Senator Nash reveals staffer's lobby links
Assistant Health Minister Fiona Nash tells the Senate her chief of staff, Alastair Furnival, owns shares in a company that lobbies for the junk food industry.PT2M5S http://www.canberratimes.com.au/action/externalEmbeddedPlayer?id=d-32hfy 620 349 February 12, 2014
The senior government bureaucrat in charge of the new healthy food star ratings has been stripped of responsibility for the program.
The change comes after the healthy food star rating website was published and then quickly taken down at the insistence of federal Assistant Health Minister Fiona Nash and her chief of staff.
Under fire: Assistant Health Minister Fiona Nash in Parliament House on Wednesday. Photo: Andrew Meares
In an email obtained by Fairfax Media, Kathy Dennis, the assistant secretary in the Healthy Living and Food Policy branch of the Department of Health, said she would no longer be in charge of the healthy star ratings, which is a system for food manufacturers to label their product packaging voluntarily with easy-to-understand health information.
"I am writing to provide you with updated information about arrangements for the Front-of-Pack Labelling Secretariat, following a restructure within the Department of Health," Ms Dennis writes.

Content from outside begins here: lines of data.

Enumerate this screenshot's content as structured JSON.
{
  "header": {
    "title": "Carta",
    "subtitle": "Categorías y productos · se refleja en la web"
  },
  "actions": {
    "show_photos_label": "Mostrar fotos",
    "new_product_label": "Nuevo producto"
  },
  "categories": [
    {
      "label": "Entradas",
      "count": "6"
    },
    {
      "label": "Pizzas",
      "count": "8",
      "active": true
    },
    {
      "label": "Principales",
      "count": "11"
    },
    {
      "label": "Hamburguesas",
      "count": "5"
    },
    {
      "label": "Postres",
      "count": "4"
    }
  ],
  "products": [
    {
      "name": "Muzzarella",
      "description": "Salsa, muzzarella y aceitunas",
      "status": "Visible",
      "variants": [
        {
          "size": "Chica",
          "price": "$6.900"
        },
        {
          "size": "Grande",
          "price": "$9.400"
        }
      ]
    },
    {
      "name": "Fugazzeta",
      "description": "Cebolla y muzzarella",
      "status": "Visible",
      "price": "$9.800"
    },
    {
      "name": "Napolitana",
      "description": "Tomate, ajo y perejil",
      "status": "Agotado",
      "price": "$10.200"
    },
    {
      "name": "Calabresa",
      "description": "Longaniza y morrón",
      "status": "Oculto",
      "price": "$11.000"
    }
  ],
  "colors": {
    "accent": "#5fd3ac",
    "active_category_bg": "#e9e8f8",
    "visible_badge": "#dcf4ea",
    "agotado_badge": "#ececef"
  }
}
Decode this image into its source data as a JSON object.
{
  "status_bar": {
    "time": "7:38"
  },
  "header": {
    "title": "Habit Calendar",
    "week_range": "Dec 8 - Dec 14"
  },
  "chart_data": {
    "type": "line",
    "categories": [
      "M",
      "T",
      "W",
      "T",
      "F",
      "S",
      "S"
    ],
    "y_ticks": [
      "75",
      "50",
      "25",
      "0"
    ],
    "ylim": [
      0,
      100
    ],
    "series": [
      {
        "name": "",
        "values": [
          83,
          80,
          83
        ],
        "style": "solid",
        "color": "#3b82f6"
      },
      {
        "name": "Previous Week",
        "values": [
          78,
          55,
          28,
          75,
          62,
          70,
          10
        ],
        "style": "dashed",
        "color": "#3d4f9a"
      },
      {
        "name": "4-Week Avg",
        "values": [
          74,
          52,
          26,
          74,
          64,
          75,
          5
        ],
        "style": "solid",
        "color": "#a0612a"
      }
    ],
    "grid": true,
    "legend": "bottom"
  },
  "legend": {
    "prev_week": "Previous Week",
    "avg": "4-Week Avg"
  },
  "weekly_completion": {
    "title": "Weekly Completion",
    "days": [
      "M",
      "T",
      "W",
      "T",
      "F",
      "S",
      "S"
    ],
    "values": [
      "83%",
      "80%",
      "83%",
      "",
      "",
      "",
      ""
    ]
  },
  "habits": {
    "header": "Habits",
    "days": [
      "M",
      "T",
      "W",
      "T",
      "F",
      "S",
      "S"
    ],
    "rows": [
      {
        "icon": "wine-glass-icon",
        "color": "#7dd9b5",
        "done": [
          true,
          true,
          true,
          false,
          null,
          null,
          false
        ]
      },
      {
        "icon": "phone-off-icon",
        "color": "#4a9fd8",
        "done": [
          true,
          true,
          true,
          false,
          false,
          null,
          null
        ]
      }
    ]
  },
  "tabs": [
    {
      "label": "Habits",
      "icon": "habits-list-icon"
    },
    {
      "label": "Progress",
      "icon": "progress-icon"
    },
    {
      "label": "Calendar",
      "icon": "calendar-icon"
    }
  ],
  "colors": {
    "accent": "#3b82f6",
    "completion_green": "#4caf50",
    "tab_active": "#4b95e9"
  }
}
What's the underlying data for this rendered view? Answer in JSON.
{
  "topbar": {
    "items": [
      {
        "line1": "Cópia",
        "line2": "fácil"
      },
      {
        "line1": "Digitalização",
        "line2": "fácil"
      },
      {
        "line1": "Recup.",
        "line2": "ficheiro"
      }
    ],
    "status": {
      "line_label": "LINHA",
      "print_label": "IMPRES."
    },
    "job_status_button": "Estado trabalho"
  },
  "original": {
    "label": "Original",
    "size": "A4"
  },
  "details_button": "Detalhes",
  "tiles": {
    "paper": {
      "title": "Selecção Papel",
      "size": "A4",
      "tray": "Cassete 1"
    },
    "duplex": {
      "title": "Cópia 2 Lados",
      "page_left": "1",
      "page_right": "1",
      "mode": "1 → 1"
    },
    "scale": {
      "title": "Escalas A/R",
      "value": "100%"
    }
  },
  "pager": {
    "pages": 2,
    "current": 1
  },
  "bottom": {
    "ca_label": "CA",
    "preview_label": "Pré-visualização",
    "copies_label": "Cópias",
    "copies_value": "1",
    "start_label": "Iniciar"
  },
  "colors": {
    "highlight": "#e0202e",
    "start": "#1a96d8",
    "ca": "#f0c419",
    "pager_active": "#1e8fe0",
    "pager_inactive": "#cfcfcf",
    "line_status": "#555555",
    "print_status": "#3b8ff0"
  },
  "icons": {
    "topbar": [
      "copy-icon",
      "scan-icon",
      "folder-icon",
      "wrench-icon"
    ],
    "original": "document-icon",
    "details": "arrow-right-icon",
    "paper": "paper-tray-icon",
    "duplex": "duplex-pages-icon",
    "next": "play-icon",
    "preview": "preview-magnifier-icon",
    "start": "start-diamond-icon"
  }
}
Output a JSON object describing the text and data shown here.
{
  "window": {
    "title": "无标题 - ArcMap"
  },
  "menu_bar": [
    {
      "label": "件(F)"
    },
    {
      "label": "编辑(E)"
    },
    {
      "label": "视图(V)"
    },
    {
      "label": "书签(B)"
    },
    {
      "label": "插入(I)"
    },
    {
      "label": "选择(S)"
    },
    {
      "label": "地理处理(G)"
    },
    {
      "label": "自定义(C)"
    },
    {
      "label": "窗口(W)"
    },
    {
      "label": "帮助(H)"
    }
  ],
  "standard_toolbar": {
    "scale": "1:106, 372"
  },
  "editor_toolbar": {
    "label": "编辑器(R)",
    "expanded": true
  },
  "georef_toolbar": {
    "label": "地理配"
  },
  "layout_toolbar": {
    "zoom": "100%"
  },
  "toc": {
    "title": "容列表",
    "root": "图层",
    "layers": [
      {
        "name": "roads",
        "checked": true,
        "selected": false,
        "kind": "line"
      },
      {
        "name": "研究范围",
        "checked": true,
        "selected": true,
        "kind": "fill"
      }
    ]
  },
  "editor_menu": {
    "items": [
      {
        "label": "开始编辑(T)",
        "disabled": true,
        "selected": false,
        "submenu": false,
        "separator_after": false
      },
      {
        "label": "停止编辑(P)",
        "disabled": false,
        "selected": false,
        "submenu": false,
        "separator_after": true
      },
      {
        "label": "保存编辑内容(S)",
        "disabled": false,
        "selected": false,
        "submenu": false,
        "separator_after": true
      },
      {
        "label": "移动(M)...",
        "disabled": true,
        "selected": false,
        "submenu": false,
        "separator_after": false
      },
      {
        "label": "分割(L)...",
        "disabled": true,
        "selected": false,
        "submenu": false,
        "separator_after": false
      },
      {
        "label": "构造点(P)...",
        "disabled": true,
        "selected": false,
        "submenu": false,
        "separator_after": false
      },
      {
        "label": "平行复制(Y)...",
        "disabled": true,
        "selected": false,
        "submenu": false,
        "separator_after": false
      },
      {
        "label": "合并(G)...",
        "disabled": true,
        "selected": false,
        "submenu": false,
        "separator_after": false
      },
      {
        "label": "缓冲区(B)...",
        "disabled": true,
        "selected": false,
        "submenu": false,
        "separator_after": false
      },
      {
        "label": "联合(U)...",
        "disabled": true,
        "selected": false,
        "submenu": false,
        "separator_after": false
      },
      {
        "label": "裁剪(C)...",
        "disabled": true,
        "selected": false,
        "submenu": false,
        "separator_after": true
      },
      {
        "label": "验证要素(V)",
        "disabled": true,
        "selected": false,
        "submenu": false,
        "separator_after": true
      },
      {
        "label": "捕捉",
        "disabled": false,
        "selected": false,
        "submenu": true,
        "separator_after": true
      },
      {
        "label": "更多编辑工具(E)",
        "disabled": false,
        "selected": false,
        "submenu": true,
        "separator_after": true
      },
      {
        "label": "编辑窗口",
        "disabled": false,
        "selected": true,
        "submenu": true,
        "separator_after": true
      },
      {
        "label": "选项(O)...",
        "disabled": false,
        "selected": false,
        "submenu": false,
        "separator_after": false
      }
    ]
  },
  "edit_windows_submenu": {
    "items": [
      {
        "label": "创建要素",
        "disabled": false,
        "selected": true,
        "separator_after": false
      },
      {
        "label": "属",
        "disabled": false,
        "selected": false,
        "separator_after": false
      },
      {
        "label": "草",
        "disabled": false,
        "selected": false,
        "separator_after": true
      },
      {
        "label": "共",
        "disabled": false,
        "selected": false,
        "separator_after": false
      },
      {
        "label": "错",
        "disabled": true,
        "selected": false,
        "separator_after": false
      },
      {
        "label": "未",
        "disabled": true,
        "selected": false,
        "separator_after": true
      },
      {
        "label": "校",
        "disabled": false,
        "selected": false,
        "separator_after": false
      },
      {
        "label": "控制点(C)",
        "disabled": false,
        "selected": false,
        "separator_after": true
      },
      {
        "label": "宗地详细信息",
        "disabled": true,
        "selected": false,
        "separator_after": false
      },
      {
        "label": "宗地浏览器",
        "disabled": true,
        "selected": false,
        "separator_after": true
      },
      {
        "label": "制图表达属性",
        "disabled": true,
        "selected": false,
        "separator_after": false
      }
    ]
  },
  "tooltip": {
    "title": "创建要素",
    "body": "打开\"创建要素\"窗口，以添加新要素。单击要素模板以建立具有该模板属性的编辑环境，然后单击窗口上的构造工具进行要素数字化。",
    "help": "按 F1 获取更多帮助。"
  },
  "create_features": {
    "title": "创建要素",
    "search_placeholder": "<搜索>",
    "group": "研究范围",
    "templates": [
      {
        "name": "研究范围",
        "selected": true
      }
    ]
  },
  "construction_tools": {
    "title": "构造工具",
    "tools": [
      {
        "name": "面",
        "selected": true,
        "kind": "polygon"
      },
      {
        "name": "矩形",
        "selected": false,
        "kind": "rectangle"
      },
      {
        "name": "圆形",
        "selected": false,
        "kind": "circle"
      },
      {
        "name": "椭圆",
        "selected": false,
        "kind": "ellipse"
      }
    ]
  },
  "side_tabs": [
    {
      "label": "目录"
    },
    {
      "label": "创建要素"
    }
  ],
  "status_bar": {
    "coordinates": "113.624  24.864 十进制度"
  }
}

She states that she will continue to be in charge of all other food matters beside the healthy food ratings, on which she has worked for the past two years.

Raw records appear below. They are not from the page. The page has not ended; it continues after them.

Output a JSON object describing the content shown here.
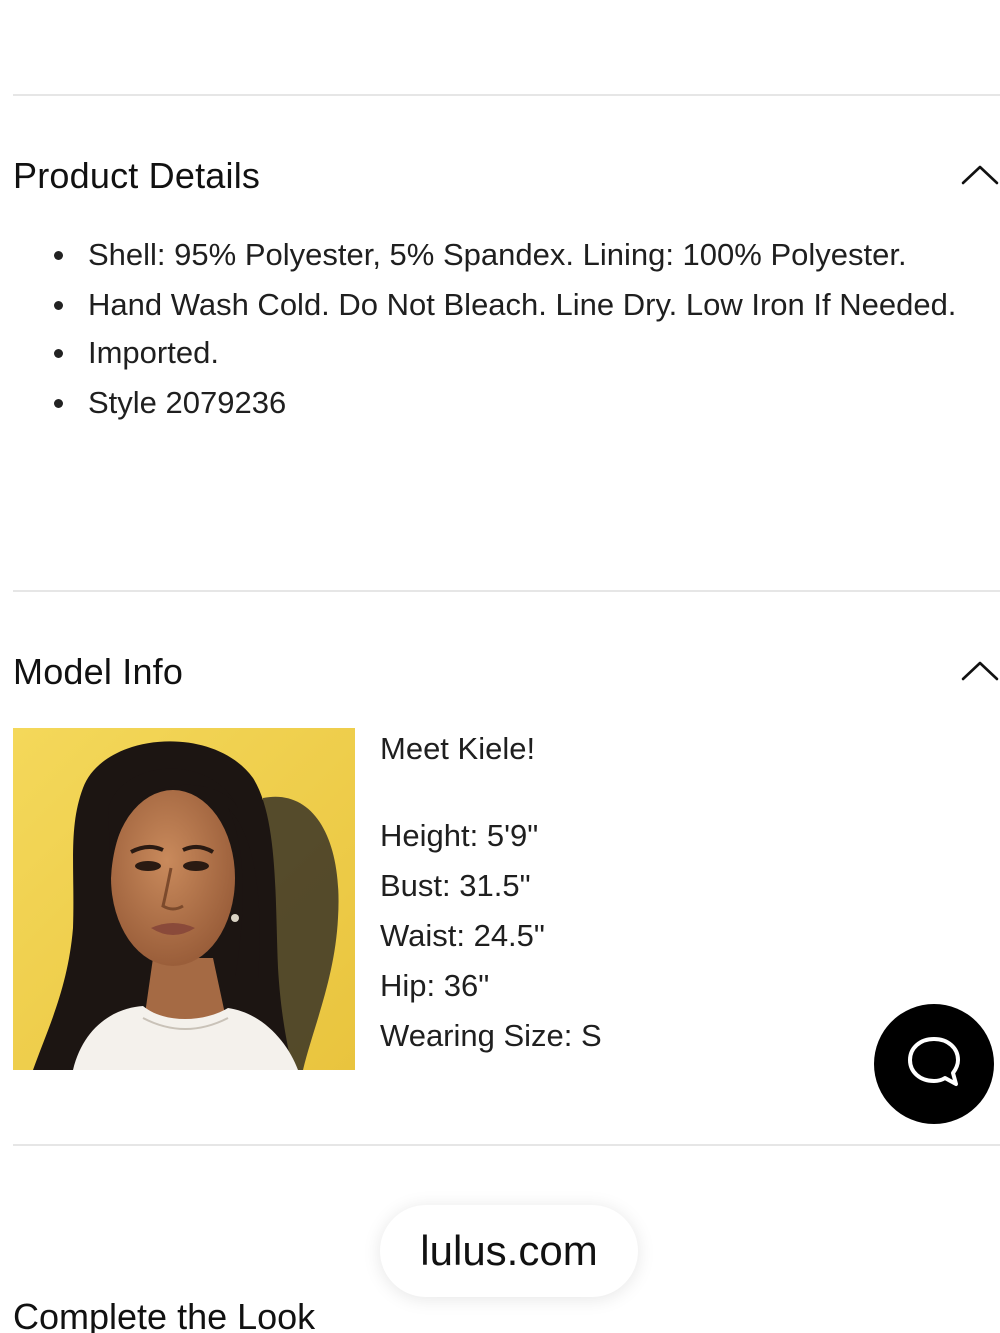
{
  "product_details": {
    "title": "Product Details",
    "items": [
      "Shell: 95% Polyester, 5% Spandex. Lining: 100% Polyester.",
      "Hand Wash Cold. Do Not Bleach. Line Dry. Low Iron If Needed.",
      "Imported.",
      "Style 2079236"
    ],
    "expanded": true
  },
  "model_info": {
    "title": "Model Info",
    "intro": "Meet Kiele!",
    "stats": [
      "Height: 5'9\"",
      "Bust: 31.5\"",
      "Waist: 24.5\"",
      "Hip: 36\"",
      "Wearing Size: S"
    ],
    "expanded": true
  },
  "site_pill": {
    "label": "lulus.com"
  },
  "complete_the_look": {
    "title": "Complete the Look"
  },
  "icons": {
    "section_toggle": "chevron-up-icon",
    "chat": "chat-bubble-icon"
  },
  "colors": {
    "divider": "#e6e6e6",
    "chat_button": "#000000",
    "photo_background": "#f2d24e"
  }
}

"I look forward to continuing to work with you on all other food matters," she says.
A screen grab of the website before it was discontinued.

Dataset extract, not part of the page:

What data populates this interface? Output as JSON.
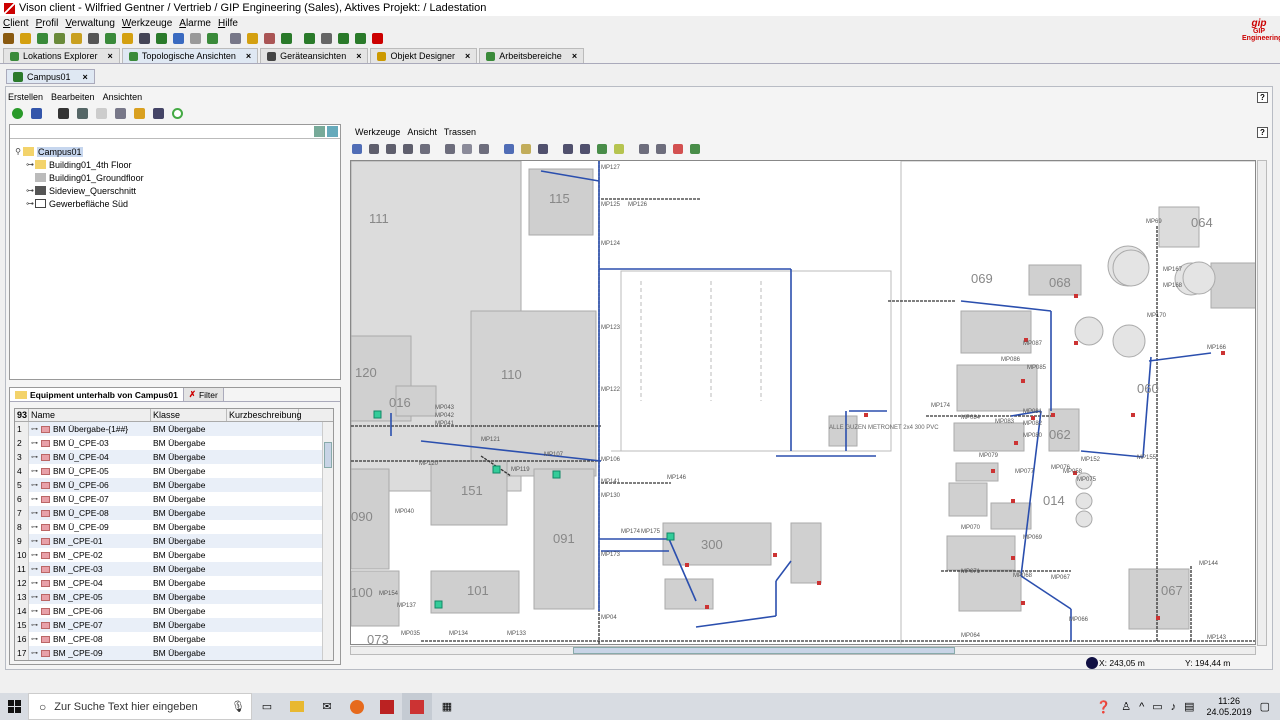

Fairfax Media understands that the move is unusual, as it will result in the director of the healthy star program now reporting to someone less senior than Ms Dennis, despite Ms Dennis still retaining control of other food issues.
Public health and consumer groups are furious that the site has been taken offline after two years in development, and have accused the government of bowing to the interests of the junk food industry.
Senator Nash has been under fire in Parliament this week after she revealed that she and her chief of staff, Alastair Furnival, had intervened to take down the healthy star website, despite it being developed as part of a state and territory food ministers’ forum.
Fairfax Media understands Senator Nash chairs the forum, but does not have executive decision-making control over it, with programs developed on a consensus basis.
In a late-night statement to the senate on Tuesday, Senator Nash revealed Mr Furnival had a shareholding in a company that lobbies for the soft-drink and confectionary industry.
Earlier that day she had told Parliament there was "no connection whatsoever" between her chief of staff and the company, Australian Public Affairs (APA).
Labor has accused Senator Nash of making misleading statements, and of violating rules that insist ministers and their staff must disclose any real or apparent conflict of interest, and divest themselves of any interests in private companies involved in the area of their ministerial responsibilities.
The architect of the conflict of interest rules, Senator John Faulkner, said it was clear the government’s statement of standards for ministerial staff had been breached.
"I am genuinely disappointed to have to say that these revelations represent serious negligence in her conduct of her ministerial responsibilities," he told Parliament on Wednesday.
Senator Nash had said she was "fully aware" of the rules around disclosure of conflict of interest, and that none existed despite Mr Furnival’s shareholding in APA.
"My chief of staff took proper and appropriate steps to prevent any conflict of interest with the private business of APA and by withdrawing from any work from APA, and on that basis there was no conflict of interest," she said.
She said Mr Furnival had not earned any money from his shareholding, and that his wife, Tracey Cain, who is the sole director and secretary of the company, had undertaken not to conduct any lobbying in the health area.
In a statement, Ms Cain said she had not made any representations on behalf of food industry clients since September.
"It would be disappointing if we had reached a point where people were disqualified from public service as a result of expertise that they, or for that matter, their wives, had gained in the private sector," Ms Cain said.
A spokeswoman for the federal Department of Health said there were "all sorts of reporting arrangements" within the department.
"In this instance it was decided that, as the ministerial food standards forum is a joint Commonwealth and State and Territory committee, that the secretariat should report to a separate officer, other than the Commonwealth officer responsible for food issues," she said.